_Dataset rows describing interfaces:_
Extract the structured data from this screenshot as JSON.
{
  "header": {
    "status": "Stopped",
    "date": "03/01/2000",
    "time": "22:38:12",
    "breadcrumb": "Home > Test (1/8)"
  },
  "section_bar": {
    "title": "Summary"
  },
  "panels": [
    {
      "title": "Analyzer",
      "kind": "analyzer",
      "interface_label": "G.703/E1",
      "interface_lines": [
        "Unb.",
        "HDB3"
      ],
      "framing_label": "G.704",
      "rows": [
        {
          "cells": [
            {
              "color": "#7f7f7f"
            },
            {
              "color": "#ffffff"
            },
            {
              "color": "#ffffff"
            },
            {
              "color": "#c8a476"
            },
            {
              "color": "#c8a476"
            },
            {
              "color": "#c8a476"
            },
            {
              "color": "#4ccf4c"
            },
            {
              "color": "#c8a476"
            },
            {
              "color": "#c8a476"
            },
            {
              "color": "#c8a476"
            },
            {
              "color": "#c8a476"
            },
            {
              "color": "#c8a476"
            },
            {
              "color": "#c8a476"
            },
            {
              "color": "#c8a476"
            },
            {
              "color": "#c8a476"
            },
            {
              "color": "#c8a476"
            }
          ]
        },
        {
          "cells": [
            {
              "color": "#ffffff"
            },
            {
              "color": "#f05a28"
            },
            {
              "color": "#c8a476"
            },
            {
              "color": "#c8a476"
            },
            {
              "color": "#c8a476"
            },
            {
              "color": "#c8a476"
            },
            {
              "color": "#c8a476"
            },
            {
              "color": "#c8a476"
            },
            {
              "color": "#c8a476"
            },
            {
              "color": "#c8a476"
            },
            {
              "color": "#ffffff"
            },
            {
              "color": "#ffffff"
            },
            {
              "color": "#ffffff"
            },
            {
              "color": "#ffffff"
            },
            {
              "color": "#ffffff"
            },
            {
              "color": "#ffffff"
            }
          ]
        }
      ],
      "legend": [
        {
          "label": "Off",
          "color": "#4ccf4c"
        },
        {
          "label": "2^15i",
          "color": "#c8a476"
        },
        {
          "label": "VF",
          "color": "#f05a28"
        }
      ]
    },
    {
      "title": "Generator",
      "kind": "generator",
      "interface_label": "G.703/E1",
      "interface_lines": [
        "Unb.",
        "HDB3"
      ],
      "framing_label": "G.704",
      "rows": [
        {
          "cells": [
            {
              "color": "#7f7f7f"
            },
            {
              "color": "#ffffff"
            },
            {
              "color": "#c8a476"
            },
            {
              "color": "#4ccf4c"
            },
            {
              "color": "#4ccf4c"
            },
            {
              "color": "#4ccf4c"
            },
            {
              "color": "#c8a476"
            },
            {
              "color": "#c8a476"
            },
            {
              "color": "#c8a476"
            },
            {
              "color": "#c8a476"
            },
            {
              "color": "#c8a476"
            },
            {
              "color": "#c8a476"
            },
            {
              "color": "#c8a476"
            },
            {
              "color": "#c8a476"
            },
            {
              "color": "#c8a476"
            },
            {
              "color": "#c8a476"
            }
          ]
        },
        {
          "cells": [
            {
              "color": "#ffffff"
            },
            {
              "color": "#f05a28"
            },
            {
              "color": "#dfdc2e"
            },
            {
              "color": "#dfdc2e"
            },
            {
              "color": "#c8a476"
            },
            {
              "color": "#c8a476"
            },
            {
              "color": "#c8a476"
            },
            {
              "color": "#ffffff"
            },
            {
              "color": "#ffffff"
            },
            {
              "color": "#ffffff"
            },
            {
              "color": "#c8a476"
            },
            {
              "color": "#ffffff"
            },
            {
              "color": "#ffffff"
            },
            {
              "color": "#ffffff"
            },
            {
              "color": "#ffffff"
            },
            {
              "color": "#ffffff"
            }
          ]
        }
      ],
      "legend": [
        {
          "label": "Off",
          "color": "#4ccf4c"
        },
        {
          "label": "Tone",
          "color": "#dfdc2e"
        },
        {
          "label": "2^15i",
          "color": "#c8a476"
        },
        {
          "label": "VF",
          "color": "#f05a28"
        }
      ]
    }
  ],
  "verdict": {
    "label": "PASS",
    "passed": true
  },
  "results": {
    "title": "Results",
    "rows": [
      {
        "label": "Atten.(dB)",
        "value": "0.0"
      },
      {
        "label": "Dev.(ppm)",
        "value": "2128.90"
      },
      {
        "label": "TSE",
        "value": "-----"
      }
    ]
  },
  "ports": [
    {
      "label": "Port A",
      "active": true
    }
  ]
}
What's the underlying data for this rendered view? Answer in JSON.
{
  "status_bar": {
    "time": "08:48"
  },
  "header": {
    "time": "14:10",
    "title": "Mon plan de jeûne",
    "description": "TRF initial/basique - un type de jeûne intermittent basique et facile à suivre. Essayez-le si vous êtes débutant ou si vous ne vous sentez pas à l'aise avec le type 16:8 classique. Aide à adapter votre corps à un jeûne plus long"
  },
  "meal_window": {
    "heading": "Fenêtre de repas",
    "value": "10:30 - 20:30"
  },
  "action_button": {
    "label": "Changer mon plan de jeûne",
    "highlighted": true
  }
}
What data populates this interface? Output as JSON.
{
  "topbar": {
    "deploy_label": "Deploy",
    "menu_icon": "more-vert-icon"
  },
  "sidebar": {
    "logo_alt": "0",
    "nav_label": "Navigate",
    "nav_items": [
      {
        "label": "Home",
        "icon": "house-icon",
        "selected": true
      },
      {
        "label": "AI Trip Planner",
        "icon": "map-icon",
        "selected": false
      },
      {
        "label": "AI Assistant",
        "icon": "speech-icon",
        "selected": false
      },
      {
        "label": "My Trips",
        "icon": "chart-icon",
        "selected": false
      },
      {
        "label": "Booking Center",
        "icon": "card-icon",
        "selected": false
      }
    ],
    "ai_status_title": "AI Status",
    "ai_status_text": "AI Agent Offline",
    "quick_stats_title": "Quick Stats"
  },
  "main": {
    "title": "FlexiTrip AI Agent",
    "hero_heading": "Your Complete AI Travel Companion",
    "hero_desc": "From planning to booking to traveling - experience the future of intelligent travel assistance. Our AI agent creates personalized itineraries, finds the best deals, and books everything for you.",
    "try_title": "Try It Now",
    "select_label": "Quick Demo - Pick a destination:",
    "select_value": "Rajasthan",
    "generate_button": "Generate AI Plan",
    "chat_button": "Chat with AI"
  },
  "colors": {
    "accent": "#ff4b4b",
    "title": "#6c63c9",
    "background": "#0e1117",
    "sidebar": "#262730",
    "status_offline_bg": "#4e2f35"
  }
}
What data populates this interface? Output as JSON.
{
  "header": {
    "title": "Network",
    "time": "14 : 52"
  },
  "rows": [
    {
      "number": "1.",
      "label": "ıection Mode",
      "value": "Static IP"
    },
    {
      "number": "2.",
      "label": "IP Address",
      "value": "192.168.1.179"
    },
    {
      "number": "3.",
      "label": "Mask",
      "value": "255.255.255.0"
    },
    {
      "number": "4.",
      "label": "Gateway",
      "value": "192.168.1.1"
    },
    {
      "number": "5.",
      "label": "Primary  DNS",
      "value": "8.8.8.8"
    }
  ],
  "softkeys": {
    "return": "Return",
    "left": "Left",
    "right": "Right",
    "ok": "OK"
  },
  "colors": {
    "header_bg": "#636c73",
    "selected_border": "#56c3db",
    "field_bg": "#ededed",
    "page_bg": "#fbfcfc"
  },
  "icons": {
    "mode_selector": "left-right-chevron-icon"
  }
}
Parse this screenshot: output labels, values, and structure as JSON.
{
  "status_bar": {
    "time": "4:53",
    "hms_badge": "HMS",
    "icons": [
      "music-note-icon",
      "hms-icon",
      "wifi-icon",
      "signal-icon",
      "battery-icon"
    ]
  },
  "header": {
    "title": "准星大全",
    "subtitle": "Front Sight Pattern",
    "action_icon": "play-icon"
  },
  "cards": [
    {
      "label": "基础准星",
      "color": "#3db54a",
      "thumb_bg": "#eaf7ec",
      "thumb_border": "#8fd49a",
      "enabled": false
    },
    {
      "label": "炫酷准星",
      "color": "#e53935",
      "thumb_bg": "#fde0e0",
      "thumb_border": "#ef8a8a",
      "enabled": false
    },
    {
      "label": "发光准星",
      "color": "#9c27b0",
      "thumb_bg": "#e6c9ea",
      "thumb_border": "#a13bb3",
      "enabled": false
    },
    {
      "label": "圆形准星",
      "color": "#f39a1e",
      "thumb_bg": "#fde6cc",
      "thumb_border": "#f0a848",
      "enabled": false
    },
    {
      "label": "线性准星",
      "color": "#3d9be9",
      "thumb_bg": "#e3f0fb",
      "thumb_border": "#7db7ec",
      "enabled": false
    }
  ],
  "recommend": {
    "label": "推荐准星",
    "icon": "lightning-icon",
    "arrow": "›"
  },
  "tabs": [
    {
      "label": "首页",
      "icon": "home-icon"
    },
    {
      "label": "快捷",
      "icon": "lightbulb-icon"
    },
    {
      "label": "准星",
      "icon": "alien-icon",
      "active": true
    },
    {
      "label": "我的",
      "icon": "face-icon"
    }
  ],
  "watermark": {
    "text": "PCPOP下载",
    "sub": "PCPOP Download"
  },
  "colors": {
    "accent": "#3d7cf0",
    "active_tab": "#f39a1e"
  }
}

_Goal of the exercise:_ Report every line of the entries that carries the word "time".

_Exercise output:_
    "time": "22:38:12",
    "time": "08:48"
    "time": "14:10",
    "time": "14 : 52"
    "time": "4:53",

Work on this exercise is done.